• SOURCE DATA:
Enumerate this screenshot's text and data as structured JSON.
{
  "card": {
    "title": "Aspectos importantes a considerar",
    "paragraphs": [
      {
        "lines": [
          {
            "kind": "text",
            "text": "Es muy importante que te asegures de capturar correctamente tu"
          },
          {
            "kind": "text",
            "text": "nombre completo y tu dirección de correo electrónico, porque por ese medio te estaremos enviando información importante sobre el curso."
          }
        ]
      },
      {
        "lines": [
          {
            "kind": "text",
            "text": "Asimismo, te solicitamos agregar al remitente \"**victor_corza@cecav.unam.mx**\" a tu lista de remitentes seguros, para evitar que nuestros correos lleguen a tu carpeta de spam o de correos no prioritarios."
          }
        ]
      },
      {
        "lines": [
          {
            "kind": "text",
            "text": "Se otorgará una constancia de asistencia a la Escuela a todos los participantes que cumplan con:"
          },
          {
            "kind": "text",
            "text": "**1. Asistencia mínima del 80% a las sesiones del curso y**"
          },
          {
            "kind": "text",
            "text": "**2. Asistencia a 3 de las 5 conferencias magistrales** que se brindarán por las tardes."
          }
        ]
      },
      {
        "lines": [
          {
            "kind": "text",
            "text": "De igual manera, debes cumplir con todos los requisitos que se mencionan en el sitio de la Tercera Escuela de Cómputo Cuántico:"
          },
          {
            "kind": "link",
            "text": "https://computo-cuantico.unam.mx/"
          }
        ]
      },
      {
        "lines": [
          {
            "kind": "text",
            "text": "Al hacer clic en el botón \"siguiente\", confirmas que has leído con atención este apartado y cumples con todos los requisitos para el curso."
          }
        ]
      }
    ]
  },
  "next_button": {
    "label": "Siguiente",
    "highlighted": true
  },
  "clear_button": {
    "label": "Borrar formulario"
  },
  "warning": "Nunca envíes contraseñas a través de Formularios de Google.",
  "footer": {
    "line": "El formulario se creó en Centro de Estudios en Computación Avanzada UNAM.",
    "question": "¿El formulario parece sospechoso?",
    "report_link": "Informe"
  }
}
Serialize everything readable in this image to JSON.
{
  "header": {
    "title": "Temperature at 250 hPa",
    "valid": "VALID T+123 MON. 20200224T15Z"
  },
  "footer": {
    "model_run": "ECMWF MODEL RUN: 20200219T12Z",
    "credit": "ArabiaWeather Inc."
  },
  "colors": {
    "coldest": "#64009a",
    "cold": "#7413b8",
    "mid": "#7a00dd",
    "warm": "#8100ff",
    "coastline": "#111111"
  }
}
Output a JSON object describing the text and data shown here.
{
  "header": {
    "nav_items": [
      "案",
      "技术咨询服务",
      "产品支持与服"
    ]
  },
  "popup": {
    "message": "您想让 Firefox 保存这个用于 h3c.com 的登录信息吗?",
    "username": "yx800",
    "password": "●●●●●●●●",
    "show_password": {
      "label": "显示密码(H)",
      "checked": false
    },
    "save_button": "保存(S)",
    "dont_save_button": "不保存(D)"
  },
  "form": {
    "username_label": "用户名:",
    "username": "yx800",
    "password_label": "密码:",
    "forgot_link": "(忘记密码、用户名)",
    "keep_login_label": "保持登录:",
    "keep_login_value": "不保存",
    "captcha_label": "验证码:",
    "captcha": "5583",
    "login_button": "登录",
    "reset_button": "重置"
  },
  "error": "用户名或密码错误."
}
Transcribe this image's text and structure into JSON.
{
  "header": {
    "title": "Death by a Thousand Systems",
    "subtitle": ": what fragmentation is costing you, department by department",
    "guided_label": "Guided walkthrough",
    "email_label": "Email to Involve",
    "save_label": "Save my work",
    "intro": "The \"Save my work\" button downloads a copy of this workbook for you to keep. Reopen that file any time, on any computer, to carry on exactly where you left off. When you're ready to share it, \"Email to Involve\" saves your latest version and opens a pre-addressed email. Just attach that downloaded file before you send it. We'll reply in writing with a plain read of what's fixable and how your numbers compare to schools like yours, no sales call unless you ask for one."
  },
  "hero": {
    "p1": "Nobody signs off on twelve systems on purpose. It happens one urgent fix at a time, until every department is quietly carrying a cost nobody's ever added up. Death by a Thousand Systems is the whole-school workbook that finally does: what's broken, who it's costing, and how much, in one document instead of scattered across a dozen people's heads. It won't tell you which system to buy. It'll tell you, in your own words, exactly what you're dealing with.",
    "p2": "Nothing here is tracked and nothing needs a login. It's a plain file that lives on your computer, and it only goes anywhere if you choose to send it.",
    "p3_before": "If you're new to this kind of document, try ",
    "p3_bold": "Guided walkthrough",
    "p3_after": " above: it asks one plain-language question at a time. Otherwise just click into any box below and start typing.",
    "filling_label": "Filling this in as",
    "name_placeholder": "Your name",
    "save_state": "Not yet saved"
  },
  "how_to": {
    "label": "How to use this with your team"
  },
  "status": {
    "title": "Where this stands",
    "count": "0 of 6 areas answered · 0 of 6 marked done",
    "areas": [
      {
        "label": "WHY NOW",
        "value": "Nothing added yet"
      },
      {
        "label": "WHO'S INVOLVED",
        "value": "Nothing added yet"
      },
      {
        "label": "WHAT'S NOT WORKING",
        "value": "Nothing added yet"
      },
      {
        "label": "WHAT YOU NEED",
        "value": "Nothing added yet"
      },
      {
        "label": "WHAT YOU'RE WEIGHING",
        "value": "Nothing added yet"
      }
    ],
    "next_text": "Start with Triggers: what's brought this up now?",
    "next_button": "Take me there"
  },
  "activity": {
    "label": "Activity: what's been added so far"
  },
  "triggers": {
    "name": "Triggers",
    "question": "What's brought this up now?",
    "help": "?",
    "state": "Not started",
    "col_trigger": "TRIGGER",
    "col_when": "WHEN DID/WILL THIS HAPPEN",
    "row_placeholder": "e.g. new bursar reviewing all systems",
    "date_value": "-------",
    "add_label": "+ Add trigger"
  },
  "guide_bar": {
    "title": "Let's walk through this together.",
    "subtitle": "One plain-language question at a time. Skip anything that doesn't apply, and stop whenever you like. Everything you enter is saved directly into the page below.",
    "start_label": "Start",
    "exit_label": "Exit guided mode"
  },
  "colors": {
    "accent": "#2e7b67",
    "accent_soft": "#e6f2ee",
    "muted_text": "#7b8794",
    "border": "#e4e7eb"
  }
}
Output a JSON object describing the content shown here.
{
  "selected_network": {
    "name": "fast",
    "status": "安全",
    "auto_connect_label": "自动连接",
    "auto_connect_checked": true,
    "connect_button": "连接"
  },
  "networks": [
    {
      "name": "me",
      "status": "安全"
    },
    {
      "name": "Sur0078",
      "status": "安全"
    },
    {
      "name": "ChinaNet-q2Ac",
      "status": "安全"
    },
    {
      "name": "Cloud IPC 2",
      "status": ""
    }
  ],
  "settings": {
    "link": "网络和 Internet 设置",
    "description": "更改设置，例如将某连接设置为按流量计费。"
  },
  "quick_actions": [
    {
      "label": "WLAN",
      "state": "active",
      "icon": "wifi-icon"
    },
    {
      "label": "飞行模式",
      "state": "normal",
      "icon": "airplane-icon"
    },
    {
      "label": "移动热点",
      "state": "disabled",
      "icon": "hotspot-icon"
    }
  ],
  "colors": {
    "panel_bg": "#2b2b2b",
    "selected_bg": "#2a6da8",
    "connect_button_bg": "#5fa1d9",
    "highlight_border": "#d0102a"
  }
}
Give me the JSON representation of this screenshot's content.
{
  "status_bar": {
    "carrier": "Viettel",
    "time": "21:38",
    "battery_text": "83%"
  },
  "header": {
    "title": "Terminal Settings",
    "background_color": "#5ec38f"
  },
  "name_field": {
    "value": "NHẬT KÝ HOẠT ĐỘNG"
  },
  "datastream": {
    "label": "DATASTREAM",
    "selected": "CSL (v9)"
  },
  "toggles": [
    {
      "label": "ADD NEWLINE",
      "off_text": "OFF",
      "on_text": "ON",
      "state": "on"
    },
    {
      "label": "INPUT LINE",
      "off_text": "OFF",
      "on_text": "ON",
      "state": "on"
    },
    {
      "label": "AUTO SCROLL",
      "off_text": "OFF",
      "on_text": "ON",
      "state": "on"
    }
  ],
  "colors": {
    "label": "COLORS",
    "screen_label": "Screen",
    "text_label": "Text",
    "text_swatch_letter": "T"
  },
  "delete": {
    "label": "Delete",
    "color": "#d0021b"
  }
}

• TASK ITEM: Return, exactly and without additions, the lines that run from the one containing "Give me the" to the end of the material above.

• SOLUTION TO THIS TASK:
Give me the JSON representation of this screenshot's content.
{
  "status_bar": {
    "carrier": "Viettel",
    "time": "21:38",
    "battery_text": "83%"
  },
  "header": {
    "title": "Terminal Settings",
    "background_color": "#5ec38f"
  },
  "name_field": {
    "value": "NHẬT KÝ HOẠT ĐỘNG"
  },
  "datastream": {
    "label": "DATASTREAM",
    "selected": "CSL (v9)"
  },
  "toggles": [
    {
      "label": "ADD NEWLINE",
      "off_text": "OFF",
      "on_text": "ON",
      "state": "on"
    },
    {
      "label": "INPUT LINE",
      "off_text": "OFF",
      "on_text": "ON",
      "state": "on"
    },
    {
      "label": "AUTO SCROLL",
      "off_text": "OFF",
      "on_text": "ON",
      "state": "on"
    }
  ],
  "colors": {
    "label": "COLORS",
    "screen_label": "Screen",
    "text_label": "Text",
    "text_swatch_letter": "T"
  },
  "delete": {
    "label": "Delete",
    "color": "#d0021b"
  }
}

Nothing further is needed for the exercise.